WORK TO COMPLETE:
Please state how many lines of the records hold the string "ändern", giving nothing but the number.

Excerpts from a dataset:
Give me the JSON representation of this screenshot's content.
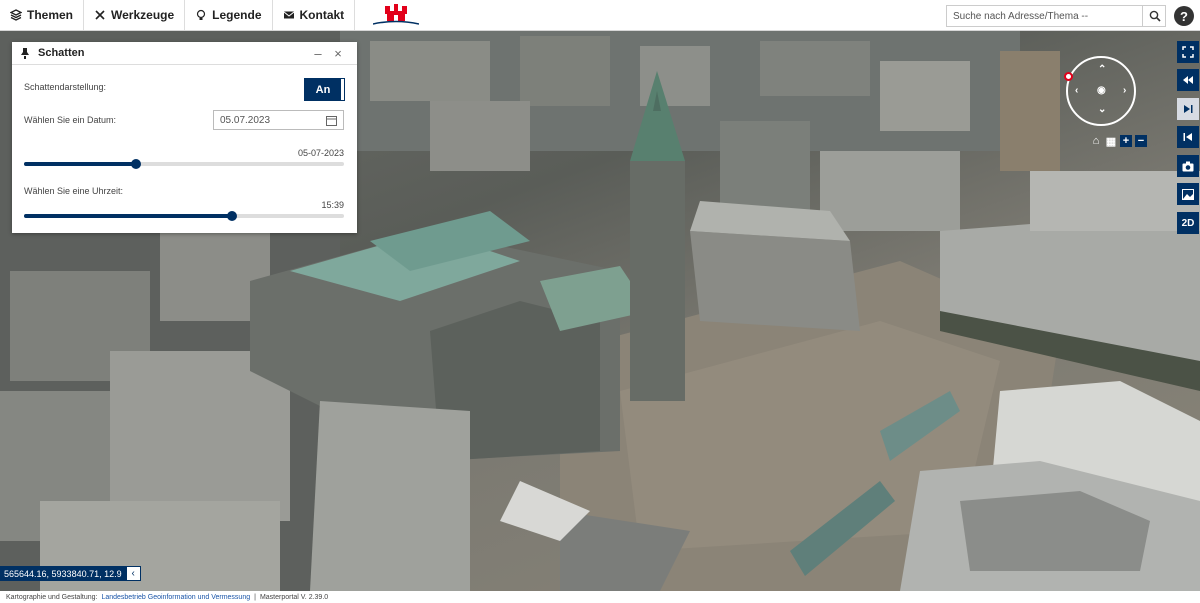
{
  "menu": {
    "items": [
      {
        "label": "Themen",
        "icon": "layers-icon"
      },
      {
        "label": "Werkzeuge",
        "icon": "tools-icon"
      },
      {
        "label": "Legende",
        "icon": "lightbulb-icon"
      },
      {
        "label": "Kontakt",
        "icon": "mail-icon"
      }
    ]
  },
  "search": {
    "placeholder": "Suche nach Adresse/Thema --"
  },
  "panel": {
    "title": "Schatten",
    "shadow_label": "Schattendarstellung:",
    "shadow_toggle": "An",
    "date_label": "Wählen Sie ein Datum:",
    "date_value": "05.07.2023",
    "date_slider_value": "05-07-2023",
    "date_slider_fraction": 0.35,
    "time_label": "Wählen Sie eine Uhrzeit:",
    "time_value": "15:39",
    "time_slider_fraction": 0.65
  },
  "controls": {
    "mode_label": "2D"
  },
  "coordinates": {
    "text": "565644.16, 5933840.71, 12.9"
  },
  "footer": {
    "credit_prefix": "Kartographie und Gestaltung:",
    "credit_link": "Landesbetrieb Geoinformation und Vermessung",
    "version": "Masterportal V. 2.39.0"
  }
}
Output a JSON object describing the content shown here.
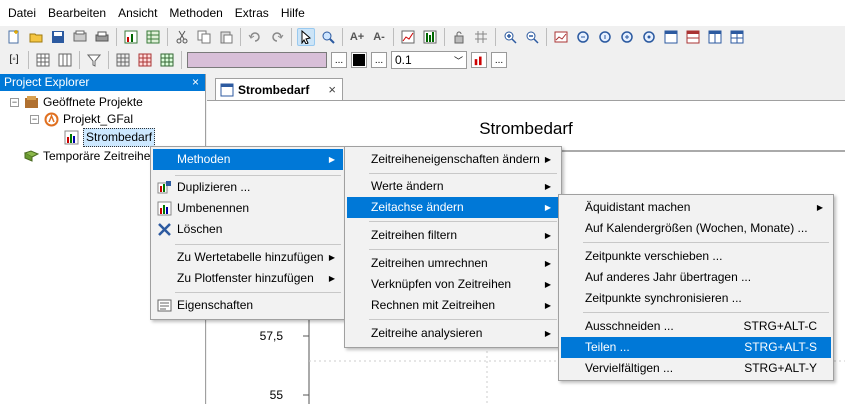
{
  "menubar": {
    "items": [
      "Datei",
      "Bearbeiten",
      "Ansicht",
      "Methoden",
      "Extras",
      "Hilfe"
    ]
  },
  "toolbar": {
    "line_width_value": "0.1",
    "ellipsis_label": "..."
  },
  "explorer": {
    "title": "Project Explorer",
    "close_glyph": "×",
    "nodes": {
      "root": "Geöffnete Projekte",
      "project": "Projekt_GFal",
      "series": "Strombedarf",
      "temp": "Temporäre Zeitreihen"
    }
  },
  "tab": {
    "label": "Strombedarf",
    "close_glyph": "×"
  },
  "chart_data": {
    "type": "line",
    "title": "Strombedarf",
    "y_tick_labels": [
      "57,5",
      "55"
    ],
    "series": []
  },
  "context_menu": {
    "items": [
      {
        "label": "Methoden",
        "submenu": true,
        "highlighted": true
      },
      {
        "label": "Duplizieren ...",
        "icon": "duplicate-icon"
      },
      {
        "label": "Umbenennen",
        "icon": "rename-icon"
      },
      {
        "label": "Löschen",
        "icon": "delete-icon"
      },
      {
        "label": "Zu Wertetabelle hinzufügen",
        "submenu": true
      },
      {
        "label": "Zu Plotfenster hinzufügen",
        "submenu": true
      },
      {
        "label": "Eigenschaften",
        "icon": "properties-icon"
      }
    ]
  },
  "methoden_menu": {
    "items": [
      {
        "label": "Zeitreiheneigenschaften ändern",
        "submenu": true
      },
      {
        "label": "Werte ändern",
        "submenu": true
      },
      {
        "label": "Zeitachse ändern",
        "submenu": true,
        "highlighted": true
      },
      {
        "label": "Zeitreihen filtern",
        "submenu": true
      },
      {
        "label": "Zeitreihen umrechnen",
        "submenu": true
      },
      {
        "label": "Verknüpfen von Zeitreihen",
        "submenu": true
      },
      {
        "label": "Rechnen mit Zeitreihen",
        "submenu": true
      },
      {
        "label": "Zeitreihe analysieren",
        "submenu": true
      }
    ]
  },
  "zeitachse_menu": {
    "items": [
      {
        "label": "Äquidistant machen",
        "submenu": true
      },
      {
        "label": "Auf Kalendergrößen (Wochen, Monate) ..."
      },
      {
        "label": "Zeitpunkte verschieben ..."
      },
      {
        "label": "Auf anderes Jahr übertragen ..."
      },
      {
        "label": "Zeitpunkte synchronisieren ..."
      },
      {
        "label": "Ausschneiden ...",
        "shortcut": "STRG+ALT-C"
      },
      {
        "label": "Teilen ...",
        "shortcut": "STRG+ALT-S",
        "highlighted": true
      },
      {
        "label": "Vervielfältigen ...",
        "shortcut": "STRG+ALT-Y"
      }
    ]
  },
  "colors": {
    "highlight": "#0078d7",
    "menu_bg": "#f2f2f2",
    "color_swatch": "#d8bfd8",
    "title_bar": "#0078d7"
  }
}
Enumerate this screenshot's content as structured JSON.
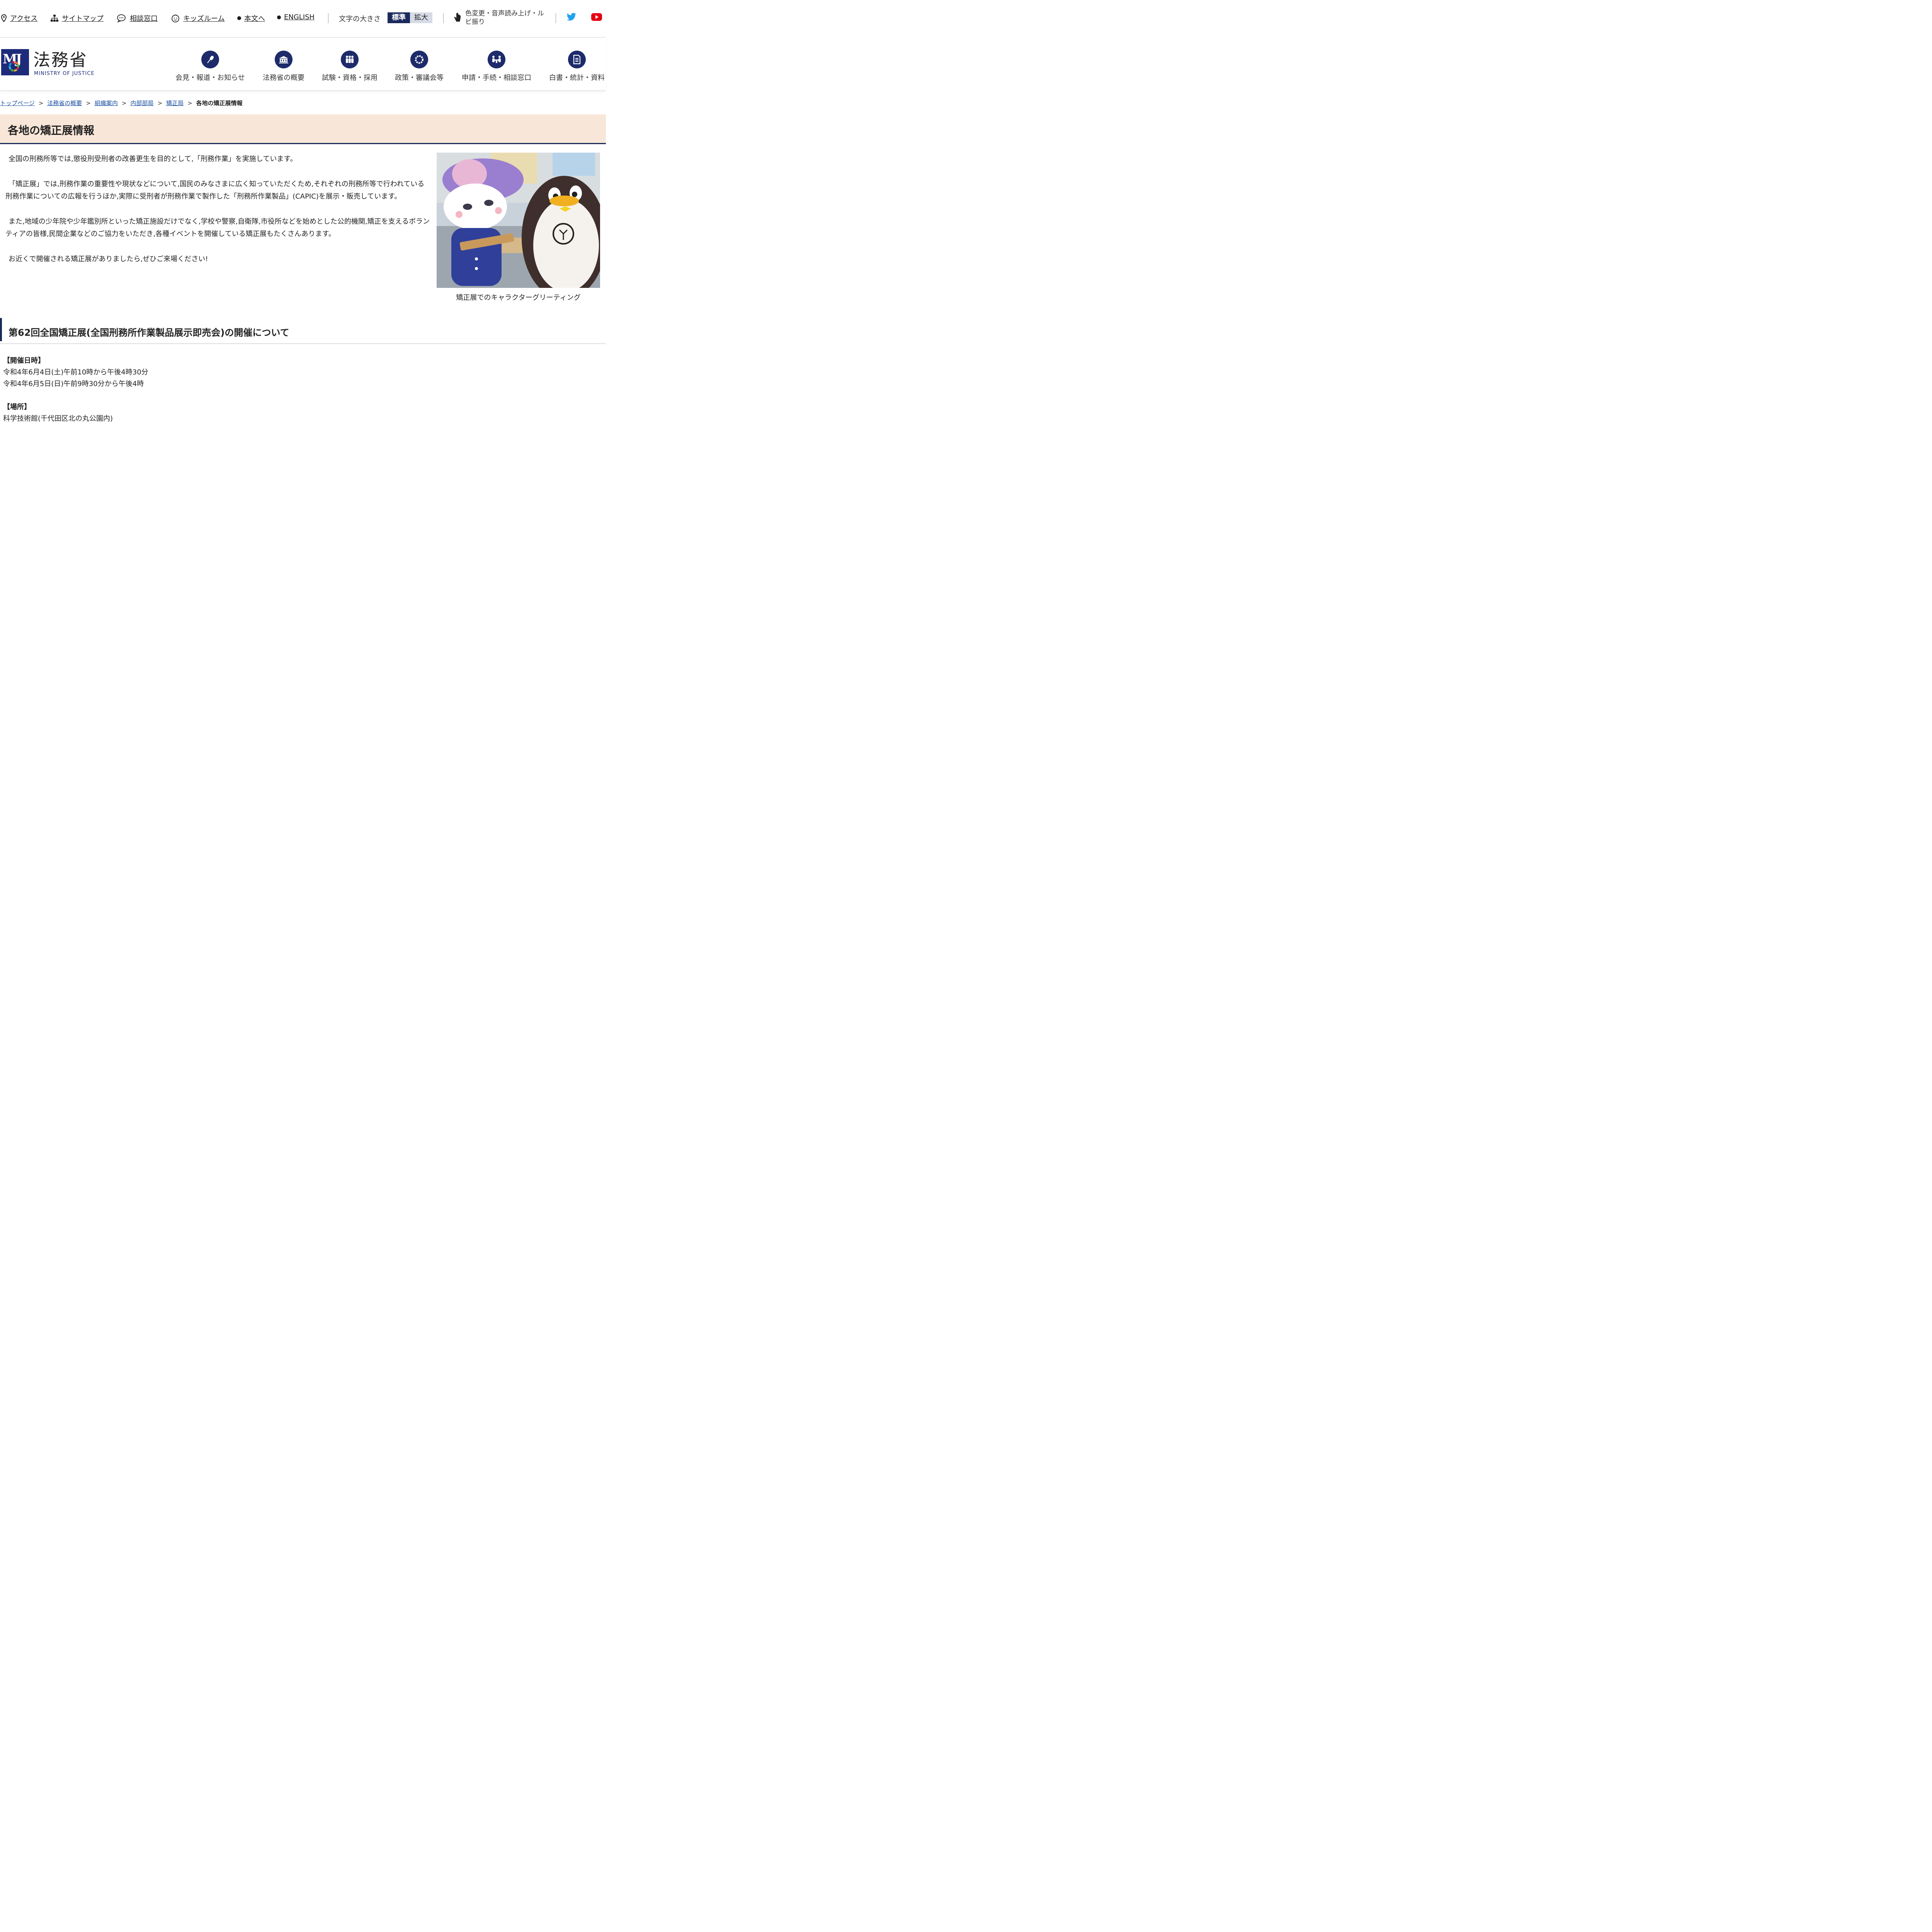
{
  "utility": {
    "access": "アクセス",
    "sitemap": "サイトマップ",
    "consult": "相談窓口",
    "kids": "キッズルーム",
    "main": "本文へ",
    "english": "ENGLISH",
    "font_size_label": "文字の大きさ",
    "font_std": "標準",
    "font_big": "拡大",
    "access_tools": "色変更・音声読み上げ・ルビ振り",
    "icons": [
      "location-pin-icon",
      "sitemap-icon",
      "chat-bubble-icon",
      "kids-face-icon",
      "accessibility-hand-icon",
      "twitter-icon",
      "youtube-icon"
    ],
    "colors": {
      "twitter": "#1da1f2",
      "youtube": "#e60012"
    }
  },
  "header": {
    "logo_jp": "法務省",
    "logo_en": "MINISTRY OF JUSTICE",
    "logo_mark": "MJ",
    "nav": [
      {
        "label": "会見・報道・お知らせ",
        "icon": "microphone-icon"
      },
      {
        "label": "法務省の概要",
        "icon": "building-icon"
      },
      {
        "label": "試験・資格・採用",
        "icon": "people-icon"
      },
      {
        "label": "政策・審議会等",
        "icon": "ring-icon"
      },
      {
        "label": "申請・手続・相談窓口",
        "icon": "meeting-icon"
      },
      {
        "label": "白書・統計・資料",
        "icon": "document-icon"
      }
    ]
  },
  "breadcrumb": {
    "items": [
      "トップページ",
      "法務省の概要",
      "組織案内",
      "内部部局",
      "矯正局"
    ],
    "current": "各地の矯正展情報",
    "separator": ">"
  },
  "page": {
    "title": "各地の矯正展情報",
    "paragraphs": [
      "全国の刑務所等では,懲役刑受刑者の改善更生を目的として,「刑務作業」を実施しています。",
      "「矯正展」では,刑務作業の重要性や現状などについて,国民のみなさまに広く知っていただくため,それぞれの刑務所等で行われている刑務作業についての広報を行うほか,実際に受刑者が刑務作業で製作した「刑務所作業製品」(CAPIC)を展示・販売しています。",
      "また,地域の少年院や少年鑑別所といった矯正施設だけでなく,学校や警察,自衛隊,市役所などを始めとした公的機関,矯正を支えるボランティアの皆様,民間企業などのご協力をいただき,各種イベントを開催している矯正展もたくさんあります。",
      "お近くで開催される矯正展がありましたら,ぜひご来場ください!"
    ],
    "photo_caption": "矯正展でのキャラクターグリーティング",
    "section_heading": "第62回全国矯正展(全国刑務所作業製品展示即売会)の開催について",
    "date_label": "【開催日時】",
    "dates": [
      "令和4年6月4日(土)午前10時から午後4時30分",
      "令和4年6月5日(日)午前9時30分から午後4時"
    ],
    "place_label": "【場所】",
    "place": "科学技術館(千代田区北の丸公園内)"
  }
}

EXERCISE ANSWER:
3